We have sought evidence that arachidonic acid induces mitochondrial depolarization in isolated myocytes by a lipoxygenase (LOX) dependent mechanism, and that such depolarization could contribute to arrhythmogenesis following ischemia/reperfusion injury. A method was developed for measuring mitochondrial depolarization in isolated adult rat myocytes in suspension, using tetramethylrhodamine ethyl ester (TMRE). Addition of arachidonic acid (AA) to myocytes resulted in mitochondrial depolarization that was inhibited by the lipoxygenase inhibitor baicalein, by the reactive oxygen species (ROS) scavenger mercaptoproprionylglycine, and by the anion channel inhibitor diisothiocyanatostilbene-disulfonic acid (DIDS). AA induced mitochondrial uncoupling and mitochondrial ATPase activity in myocytes, but both were insensitive to baicalein. We conclude that the metabolic effect of AA in myocytes puts mitochondria into an energetically compromised state where membrane potential is easily changed by the DIDS-sensitive LOX/ROS-mediated opening of an inner membrane anion channel. In an in vivo anesthetized rat model of coronary artery occlusion, baicalein was found to strongly inhibit arrhythmias induced by ischemia/reperfusion injury. Arrhythmias following ischemia/reperfusion injury have previously been associated with DIDS-sensitive ROS-mediated mitochondrial depolarization, and free fatty acids including AA were previously found to accumulate during such injury.

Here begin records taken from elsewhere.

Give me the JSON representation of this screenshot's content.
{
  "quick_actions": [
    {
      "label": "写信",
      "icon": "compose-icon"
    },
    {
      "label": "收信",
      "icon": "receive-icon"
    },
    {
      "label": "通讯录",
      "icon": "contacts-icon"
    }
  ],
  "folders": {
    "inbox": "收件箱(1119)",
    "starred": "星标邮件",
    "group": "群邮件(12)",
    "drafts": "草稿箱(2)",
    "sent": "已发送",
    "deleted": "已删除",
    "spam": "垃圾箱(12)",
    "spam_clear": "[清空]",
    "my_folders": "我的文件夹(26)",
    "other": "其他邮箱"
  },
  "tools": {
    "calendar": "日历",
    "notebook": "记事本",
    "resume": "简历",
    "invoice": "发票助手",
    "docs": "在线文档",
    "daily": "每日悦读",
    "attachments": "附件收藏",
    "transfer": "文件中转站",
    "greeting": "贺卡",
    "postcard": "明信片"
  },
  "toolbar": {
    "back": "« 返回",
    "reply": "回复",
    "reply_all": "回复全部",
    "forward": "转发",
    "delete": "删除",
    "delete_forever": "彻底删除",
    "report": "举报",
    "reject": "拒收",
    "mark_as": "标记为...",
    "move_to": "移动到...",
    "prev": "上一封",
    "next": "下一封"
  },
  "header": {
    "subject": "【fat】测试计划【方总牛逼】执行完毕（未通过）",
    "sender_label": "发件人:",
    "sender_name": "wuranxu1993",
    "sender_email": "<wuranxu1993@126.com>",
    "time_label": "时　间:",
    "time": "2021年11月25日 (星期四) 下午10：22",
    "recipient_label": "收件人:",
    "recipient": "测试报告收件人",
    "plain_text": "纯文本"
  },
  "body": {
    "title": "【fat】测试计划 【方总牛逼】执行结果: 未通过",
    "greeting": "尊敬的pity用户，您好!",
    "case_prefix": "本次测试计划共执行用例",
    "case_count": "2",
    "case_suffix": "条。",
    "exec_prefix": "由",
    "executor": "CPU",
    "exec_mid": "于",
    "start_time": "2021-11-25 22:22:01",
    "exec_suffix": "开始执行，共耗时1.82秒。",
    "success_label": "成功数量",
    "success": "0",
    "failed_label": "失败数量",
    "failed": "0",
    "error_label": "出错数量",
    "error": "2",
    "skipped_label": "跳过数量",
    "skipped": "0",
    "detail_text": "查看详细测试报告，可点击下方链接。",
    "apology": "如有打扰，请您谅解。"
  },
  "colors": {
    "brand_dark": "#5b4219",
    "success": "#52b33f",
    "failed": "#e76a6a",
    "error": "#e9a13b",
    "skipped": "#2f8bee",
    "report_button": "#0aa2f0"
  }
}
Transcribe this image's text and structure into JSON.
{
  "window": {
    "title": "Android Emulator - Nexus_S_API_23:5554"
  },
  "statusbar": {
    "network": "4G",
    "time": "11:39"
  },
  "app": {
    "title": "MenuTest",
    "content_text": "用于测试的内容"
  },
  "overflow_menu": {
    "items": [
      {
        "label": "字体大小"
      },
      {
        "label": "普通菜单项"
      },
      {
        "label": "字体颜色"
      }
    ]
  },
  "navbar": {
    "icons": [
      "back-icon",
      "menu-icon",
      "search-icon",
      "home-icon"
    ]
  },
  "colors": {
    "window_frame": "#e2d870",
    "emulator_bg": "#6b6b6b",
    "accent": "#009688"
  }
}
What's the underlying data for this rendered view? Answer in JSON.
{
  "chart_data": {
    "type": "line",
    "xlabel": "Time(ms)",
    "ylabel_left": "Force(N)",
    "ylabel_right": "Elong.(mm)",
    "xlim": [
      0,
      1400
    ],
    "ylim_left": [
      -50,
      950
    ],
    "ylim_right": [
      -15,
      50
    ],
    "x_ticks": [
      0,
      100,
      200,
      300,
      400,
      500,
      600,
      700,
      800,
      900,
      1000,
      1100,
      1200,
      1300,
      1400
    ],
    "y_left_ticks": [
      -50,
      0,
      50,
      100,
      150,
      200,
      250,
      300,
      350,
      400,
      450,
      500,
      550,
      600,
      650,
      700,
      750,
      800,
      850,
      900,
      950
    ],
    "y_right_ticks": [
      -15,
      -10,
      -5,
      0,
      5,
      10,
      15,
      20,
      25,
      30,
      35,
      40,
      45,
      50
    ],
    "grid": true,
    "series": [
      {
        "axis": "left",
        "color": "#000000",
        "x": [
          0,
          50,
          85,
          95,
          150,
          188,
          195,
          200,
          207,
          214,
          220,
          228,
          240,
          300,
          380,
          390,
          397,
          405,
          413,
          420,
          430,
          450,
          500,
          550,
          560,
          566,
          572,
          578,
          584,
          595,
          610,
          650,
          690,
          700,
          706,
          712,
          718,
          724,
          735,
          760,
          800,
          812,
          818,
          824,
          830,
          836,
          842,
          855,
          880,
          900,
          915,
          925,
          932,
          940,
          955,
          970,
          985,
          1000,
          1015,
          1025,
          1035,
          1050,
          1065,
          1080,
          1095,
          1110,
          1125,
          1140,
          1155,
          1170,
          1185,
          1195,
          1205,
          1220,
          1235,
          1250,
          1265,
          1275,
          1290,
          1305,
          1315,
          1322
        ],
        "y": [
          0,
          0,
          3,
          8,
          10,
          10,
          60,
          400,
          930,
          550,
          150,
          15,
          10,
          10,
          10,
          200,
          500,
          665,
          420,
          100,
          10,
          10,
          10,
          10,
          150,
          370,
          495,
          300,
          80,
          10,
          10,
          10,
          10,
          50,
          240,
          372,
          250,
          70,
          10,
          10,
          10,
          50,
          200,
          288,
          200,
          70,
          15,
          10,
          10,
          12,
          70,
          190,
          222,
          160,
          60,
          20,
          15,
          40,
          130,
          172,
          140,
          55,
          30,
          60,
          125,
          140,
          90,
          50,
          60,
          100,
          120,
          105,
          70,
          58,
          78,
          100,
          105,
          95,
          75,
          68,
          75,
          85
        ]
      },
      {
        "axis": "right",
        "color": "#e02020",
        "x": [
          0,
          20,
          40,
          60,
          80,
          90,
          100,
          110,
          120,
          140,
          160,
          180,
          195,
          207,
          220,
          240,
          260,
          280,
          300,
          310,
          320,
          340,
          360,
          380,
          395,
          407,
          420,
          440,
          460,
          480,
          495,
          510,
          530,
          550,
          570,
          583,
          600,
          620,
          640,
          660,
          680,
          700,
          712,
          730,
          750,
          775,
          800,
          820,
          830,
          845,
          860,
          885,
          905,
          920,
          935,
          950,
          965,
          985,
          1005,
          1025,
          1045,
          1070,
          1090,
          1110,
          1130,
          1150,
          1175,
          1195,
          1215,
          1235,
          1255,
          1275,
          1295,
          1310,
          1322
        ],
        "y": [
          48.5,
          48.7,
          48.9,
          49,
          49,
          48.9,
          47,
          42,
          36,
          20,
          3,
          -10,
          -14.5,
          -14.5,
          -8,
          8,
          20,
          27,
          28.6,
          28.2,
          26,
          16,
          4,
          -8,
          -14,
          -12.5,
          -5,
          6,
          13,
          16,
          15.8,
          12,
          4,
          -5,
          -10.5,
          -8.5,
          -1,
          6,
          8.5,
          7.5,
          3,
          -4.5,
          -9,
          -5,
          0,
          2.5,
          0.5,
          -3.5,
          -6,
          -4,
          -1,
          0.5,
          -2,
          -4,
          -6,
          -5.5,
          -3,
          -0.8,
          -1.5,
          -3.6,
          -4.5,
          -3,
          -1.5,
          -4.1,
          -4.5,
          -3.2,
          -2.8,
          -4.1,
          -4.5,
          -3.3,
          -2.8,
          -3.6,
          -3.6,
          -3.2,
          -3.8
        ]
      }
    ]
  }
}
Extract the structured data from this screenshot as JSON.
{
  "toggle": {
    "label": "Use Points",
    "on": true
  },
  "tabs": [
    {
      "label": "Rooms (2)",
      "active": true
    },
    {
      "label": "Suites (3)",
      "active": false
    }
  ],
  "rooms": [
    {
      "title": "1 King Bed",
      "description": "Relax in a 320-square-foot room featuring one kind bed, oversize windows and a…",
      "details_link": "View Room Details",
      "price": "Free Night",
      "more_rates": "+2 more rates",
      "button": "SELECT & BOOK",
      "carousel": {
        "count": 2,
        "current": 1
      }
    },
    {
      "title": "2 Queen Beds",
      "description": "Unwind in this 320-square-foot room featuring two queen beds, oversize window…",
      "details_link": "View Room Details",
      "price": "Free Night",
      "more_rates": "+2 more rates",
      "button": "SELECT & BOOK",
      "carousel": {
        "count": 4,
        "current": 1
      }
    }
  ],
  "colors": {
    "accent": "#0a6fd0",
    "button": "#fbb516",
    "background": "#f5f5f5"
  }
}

We therefore conclude that arrhythmias following ischemia/reperfusion injury could originate from mitochondrial depolarization mediated by lipoxygenase and AA.
- arachidonic acid
- mitochondrial depolarization
- Copyright © 2009, American Journal of Physiology - Heart and Circulatory Physiology